* Task objective:
Every line in the records below with the string "name" is to be copied out.

* Page and application data records:

++++++

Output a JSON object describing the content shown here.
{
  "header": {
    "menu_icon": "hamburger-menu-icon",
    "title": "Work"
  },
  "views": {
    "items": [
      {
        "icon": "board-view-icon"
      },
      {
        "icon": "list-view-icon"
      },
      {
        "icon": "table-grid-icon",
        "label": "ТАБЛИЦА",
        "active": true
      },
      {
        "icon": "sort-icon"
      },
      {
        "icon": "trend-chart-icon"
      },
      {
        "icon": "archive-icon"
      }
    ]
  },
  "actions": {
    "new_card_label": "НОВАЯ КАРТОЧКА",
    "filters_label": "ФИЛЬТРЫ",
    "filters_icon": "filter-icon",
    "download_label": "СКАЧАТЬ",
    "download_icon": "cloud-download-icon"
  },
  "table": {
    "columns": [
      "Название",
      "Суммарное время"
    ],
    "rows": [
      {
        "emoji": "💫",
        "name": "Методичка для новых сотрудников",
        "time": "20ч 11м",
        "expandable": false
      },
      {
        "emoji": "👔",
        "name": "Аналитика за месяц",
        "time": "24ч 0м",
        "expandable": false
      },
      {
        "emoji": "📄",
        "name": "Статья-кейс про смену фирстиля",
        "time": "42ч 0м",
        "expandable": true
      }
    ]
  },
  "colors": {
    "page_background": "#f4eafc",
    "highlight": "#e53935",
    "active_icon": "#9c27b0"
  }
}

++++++

* Finished task:
        "name": "Методичка для новых сотрудников",
        "name": "Аналитика за месяц",
        "name": "Статья-кейс про смену фирстиля",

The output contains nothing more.